- _Task statement_: Down to the last line, set the entries down again exactly.
*****
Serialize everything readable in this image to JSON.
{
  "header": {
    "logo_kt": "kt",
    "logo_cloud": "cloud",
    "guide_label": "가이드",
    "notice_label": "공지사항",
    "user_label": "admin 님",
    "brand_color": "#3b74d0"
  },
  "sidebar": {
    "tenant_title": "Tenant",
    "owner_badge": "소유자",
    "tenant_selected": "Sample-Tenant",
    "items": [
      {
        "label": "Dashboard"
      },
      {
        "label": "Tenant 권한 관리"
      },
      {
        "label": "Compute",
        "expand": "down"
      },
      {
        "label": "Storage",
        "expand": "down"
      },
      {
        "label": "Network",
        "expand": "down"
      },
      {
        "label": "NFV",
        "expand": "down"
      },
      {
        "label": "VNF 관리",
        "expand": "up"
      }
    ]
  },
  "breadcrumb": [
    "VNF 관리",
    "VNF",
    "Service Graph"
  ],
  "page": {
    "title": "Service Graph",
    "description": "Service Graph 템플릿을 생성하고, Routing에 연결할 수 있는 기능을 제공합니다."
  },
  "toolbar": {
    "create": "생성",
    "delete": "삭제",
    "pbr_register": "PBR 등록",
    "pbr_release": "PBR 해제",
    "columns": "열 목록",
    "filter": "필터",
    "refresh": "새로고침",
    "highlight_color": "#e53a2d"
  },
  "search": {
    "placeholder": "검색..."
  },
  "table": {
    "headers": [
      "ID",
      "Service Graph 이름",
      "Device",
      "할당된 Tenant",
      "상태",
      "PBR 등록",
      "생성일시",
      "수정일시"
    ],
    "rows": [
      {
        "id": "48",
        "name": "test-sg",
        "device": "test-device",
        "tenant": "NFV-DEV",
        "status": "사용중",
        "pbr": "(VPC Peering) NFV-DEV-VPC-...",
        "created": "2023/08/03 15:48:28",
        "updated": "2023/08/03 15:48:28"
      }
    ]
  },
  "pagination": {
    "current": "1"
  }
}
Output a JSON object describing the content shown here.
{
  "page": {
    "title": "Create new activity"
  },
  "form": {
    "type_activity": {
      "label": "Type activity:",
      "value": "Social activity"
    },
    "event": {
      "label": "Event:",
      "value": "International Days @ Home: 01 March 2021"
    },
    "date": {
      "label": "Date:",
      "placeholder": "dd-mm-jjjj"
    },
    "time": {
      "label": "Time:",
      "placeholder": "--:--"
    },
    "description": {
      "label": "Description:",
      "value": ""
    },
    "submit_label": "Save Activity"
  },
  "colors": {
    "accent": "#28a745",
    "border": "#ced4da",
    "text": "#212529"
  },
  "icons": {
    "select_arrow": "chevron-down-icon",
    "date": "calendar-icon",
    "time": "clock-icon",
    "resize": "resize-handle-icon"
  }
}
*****
- _Output for this task_:
Serialize everything readable in this image to JSON.
{
  "header": {
    "logo_kt": "kt",
    "logo_cloud": "cloud",
    "guide_label": "가이드",
    "notice_label": "공지사항",
    "user_label": "admin 님",
    "brand_color": "#3b74d0"
  },
  "sidebar": {
    "tenant_title": "Tenant",
    "owner_badge": "소유자",
    "tenant_selected": "Sample-Tenant",
    "items": [
      {
        "label": "Dashboard"
      },
      {
        "label": "Tenant 권한 관리"
      },
      {
        "label": "Compute",
        "expand": "down"
      },
      {
        "label": "Storage",
        "expand": "down"
      },
      {
        "label": "Network",
        "expand": "down"
      },
      {
        "label": "NFV",
        "expand": "down"
      },
      {
        "label": "VNF 관리",
        "expand": "up"
      }
    ]
  },
  "breadcrumb": [
    "VNF 관리",
    "VNF",
    "Service Graph"
  ],
  "page": {
    "title": "Service Graph",
    "description": "Service Graph 템플릿을 생성하고, Routing에 연결할 수 있는 기능을 제공합니다."
  },
  "toolbar": {
    "create": "생성",
    "delete": "삭제",
    "pbr_register": "PBR 등록",
    "pbr_release": "PBR 해제",
    "columns": "열 목록",
    "filter": "필터",
    "refresh": "새로고침",
    "highlight_color": "#e53a2d"
  },
  "search": {
    "placeholder": "검색..."
  },
  "table": {
    "headers": [
      "ID",
      "Service Graph 이름",
      "Device",
      "할당된 Tenant",
      "상태",
      "PBR 등록",
      "생성일시",
      "수정일시"
    ],
    "rows": [
      {
        "id": "48",
        "name": "test-sg",
        "device": "test-device",
        "tenant": "NFV-DEV",
        "status": "사용중",
        "pbr": "(VPC Peering) NFV-DEV-VPC-...",
        "created": "2023/08/03 15:48:28",
        "updated": "2023/08/03 15:48:28"
      }
    ]
  },
  "pagination": {
    "current": "1"
  }
}
Output a JSON object describing the content shown here.
{
  "page": {
    "title": "Create new activity"
  },
  "form": {
    "type_activity": {
      "label": "Type activity:",
      "value": "Social activity"
    },
    "event": {
      "label": "Event:",
      "value": "International Days @ Home: 01 March 2021"
    },
    "date": {
      "label": "Date:",
      "placeholder": "dd-mm-jjjj"
    },
    "time": {
      "label": "Time:",
      "placeholder": "--:--"
    },
    "description": {
      "label": "Description:",
      "value": ""
    },
    "submit_label": "Save Activity"
  },
  "colors": {
    "accent": "#28a745",
    "border": "#ced4da",
    "text": "#212529"
  },
  "icons": {
    "select_arrow": "chevron-down-icon",
    "date": "calendar-icon",
    "time": "clock-icon",
    "resize": "resize-handle-icon"
  }
}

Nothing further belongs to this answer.